__What you will do__
Each line below with the string "Class" should be copied.

[Stored data]
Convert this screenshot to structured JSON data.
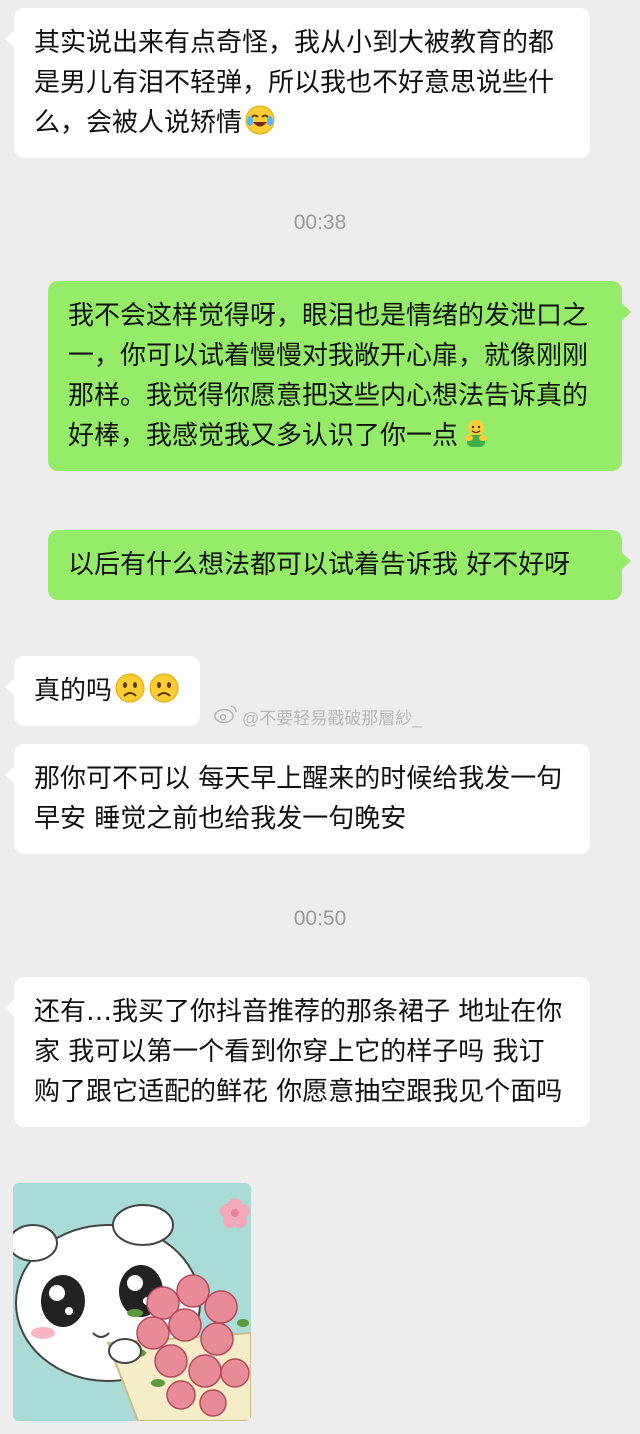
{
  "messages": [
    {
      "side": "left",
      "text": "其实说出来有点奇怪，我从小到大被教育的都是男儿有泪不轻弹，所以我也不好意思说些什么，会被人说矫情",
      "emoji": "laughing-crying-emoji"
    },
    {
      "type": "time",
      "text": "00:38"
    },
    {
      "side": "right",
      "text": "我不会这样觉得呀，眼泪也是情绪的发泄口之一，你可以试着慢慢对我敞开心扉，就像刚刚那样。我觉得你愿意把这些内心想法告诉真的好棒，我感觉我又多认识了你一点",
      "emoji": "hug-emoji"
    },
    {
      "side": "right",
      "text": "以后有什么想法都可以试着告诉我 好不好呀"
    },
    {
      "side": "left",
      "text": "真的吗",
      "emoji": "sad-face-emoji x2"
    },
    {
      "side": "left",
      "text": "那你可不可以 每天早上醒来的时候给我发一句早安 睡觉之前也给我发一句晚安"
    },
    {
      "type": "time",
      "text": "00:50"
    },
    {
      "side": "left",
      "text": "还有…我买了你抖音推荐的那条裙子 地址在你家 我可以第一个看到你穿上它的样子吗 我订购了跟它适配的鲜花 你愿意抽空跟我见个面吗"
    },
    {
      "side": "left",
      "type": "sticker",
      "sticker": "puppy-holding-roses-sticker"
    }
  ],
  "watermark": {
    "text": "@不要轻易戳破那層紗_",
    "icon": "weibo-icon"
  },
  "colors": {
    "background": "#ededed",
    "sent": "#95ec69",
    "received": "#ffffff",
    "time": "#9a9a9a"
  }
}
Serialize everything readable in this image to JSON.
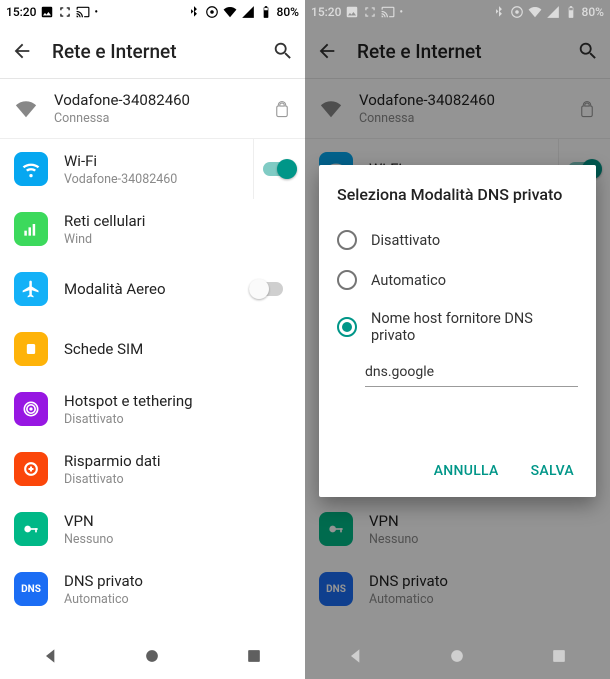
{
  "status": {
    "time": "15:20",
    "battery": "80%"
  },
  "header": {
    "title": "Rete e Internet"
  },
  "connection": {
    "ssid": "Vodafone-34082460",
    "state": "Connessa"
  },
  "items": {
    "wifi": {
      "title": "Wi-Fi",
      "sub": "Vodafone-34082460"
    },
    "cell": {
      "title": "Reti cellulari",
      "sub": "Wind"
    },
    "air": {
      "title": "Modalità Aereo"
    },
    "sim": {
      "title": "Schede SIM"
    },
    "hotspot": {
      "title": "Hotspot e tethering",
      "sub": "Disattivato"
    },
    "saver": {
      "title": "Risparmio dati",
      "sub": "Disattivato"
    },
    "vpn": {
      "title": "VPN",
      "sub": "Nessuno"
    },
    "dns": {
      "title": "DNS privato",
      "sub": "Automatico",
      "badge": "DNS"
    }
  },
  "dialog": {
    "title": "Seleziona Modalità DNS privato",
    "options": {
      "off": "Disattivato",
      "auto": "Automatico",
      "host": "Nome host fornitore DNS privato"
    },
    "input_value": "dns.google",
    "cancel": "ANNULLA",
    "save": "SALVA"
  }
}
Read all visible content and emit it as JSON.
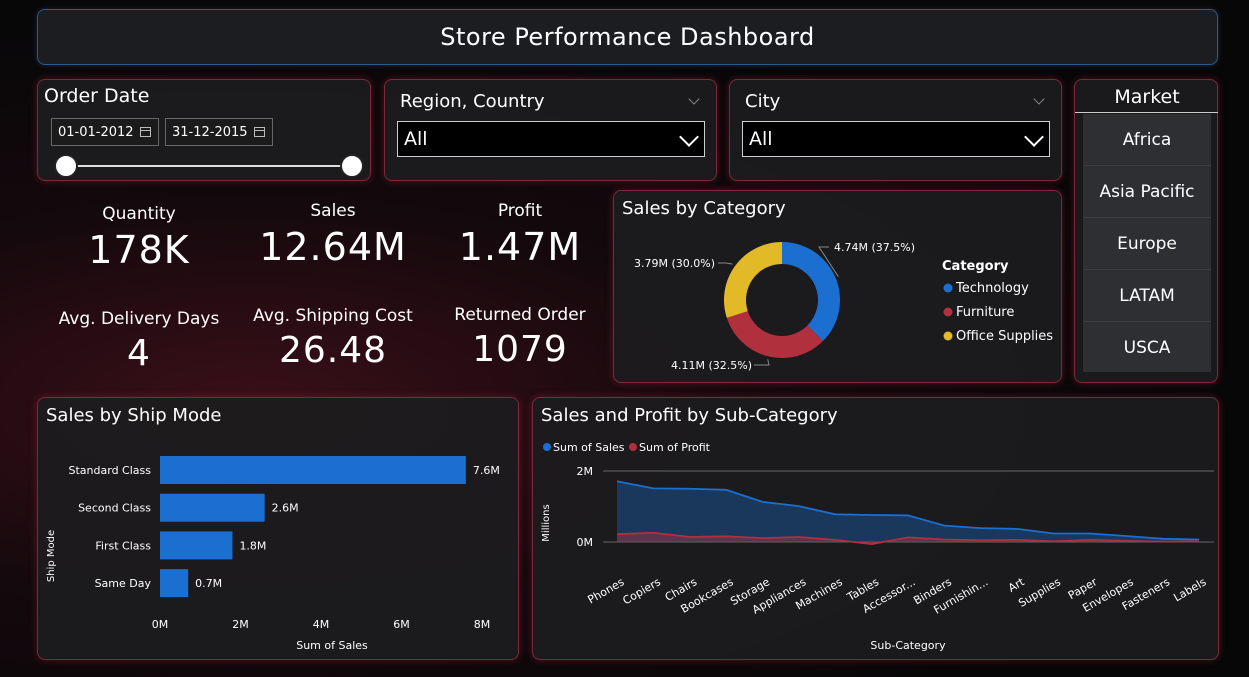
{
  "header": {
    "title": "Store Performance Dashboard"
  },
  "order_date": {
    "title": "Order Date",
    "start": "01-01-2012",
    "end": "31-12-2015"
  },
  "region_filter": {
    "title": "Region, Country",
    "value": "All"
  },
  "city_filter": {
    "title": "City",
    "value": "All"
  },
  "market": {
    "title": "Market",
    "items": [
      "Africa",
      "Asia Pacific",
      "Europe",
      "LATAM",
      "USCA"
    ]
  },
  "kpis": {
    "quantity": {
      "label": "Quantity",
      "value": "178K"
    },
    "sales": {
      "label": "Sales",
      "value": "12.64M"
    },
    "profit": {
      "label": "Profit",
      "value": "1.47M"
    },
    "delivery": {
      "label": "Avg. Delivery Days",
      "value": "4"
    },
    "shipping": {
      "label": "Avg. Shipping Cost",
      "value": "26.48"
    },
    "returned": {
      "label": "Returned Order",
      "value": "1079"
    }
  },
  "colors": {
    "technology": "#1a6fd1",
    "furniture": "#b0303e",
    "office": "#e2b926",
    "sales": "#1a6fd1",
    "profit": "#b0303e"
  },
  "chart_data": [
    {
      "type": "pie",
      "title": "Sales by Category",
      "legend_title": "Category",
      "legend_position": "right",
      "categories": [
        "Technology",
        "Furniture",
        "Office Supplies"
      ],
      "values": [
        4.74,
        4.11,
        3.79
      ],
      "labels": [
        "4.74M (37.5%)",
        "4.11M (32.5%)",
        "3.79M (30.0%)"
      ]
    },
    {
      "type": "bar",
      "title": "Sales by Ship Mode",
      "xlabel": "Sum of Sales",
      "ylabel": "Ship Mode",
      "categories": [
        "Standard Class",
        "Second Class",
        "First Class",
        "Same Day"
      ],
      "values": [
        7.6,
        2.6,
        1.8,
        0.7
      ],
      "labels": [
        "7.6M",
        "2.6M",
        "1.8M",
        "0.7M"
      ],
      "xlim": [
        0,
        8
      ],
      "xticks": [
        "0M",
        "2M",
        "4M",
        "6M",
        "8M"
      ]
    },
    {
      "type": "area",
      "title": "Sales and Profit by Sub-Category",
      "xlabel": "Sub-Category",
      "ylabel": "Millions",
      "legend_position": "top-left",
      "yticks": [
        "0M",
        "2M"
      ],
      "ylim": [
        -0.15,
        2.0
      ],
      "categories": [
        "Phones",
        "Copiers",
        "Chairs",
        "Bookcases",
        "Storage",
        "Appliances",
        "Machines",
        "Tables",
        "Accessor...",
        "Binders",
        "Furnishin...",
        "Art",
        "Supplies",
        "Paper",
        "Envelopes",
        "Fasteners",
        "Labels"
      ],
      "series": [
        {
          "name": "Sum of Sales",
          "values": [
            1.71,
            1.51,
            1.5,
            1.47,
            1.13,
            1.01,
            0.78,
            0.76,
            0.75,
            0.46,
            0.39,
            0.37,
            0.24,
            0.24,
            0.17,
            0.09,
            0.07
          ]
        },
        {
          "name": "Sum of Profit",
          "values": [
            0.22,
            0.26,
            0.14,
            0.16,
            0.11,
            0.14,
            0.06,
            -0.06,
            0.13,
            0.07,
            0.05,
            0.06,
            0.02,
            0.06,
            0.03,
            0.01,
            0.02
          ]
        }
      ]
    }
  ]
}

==

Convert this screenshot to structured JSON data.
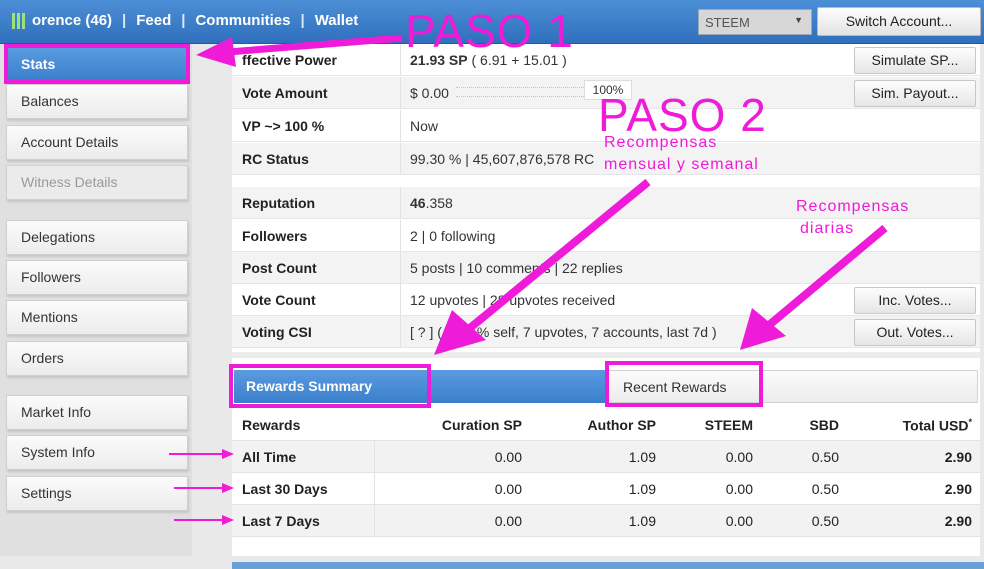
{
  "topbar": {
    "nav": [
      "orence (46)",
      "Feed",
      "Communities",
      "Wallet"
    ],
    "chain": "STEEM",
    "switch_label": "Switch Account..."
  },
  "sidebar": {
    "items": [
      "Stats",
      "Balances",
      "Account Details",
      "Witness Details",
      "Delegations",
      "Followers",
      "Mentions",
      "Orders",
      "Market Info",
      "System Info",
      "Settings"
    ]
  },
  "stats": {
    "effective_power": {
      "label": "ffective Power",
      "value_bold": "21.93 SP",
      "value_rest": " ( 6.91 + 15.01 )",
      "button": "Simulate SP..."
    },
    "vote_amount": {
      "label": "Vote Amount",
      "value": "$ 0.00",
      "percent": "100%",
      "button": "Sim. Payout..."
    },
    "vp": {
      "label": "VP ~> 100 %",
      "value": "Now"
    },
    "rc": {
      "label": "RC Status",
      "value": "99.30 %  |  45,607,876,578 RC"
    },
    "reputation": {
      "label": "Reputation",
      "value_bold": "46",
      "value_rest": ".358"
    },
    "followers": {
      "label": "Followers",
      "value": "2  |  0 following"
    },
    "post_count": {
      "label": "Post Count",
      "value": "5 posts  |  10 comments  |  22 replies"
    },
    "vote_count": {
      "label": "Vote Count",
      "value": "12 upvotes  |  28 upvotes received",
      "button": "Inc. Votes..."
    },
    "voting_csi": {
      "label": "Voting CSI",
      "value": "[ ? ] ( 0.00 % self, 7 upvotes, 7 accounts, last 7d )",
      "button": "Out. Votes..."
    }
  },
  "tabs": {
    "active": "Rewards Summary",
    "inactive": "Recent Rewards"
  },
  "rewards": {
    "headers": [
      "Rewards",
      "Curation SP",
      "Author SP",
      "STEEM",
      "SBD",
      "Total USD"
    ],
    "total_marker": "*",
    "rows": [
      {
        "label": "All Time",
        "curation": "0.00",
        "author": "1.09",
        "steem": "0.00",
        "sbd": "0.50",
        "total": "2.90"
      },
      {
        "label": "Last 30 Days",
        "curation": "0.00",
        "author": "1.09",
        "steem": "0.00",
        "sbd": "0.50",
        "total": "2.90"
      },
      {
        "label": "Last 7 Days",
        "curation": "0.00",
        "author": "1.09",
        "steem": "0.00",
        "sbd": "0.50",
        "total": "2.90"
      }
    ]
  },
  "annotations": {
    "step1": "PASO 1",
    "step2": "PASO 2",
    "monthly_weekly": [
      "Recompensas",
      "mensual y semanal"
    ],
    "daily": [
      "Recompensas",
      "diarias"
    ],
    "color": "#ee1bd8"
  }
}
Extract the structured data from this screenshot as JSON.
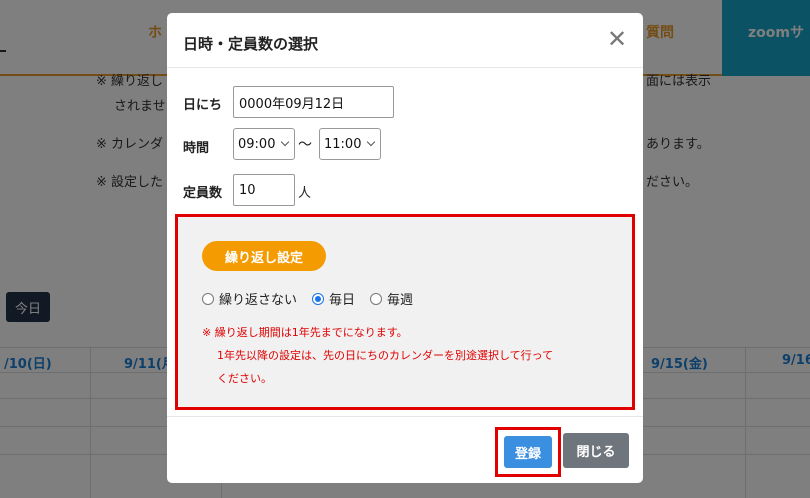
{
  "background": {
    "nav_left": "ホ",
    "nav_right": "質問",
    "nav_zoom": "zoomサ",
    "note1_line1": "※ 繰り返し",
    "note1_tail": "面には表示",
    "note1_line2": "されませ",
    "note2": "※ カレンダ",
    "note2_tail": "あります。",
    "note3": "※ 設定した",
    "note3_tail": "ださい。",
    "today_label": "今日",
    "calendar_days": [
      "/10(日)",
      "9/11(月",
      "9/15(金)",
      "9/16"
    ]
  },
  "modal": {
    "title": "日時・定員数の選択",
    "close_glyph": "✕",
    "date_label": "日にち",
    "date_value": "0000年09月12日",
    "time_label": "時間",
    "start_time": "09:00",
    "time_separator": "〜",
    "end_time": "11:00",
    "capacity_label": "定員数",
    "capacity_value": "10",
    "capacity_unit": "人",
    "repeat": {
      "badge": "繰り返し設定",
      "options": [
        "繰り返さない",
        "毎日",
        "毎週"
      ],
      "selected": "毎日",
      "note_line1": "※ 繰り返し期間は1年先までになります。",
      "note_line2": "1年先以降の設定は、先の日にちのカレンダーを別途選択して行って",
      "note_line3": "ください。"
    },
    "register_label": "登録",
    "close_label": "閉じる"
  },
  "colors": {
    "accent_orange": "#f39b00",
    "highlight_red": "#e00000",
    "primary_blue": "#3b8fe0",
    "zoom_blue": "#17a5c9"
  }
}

__Written response__
        "Standard Class",
        "Second Class",
        "First Class",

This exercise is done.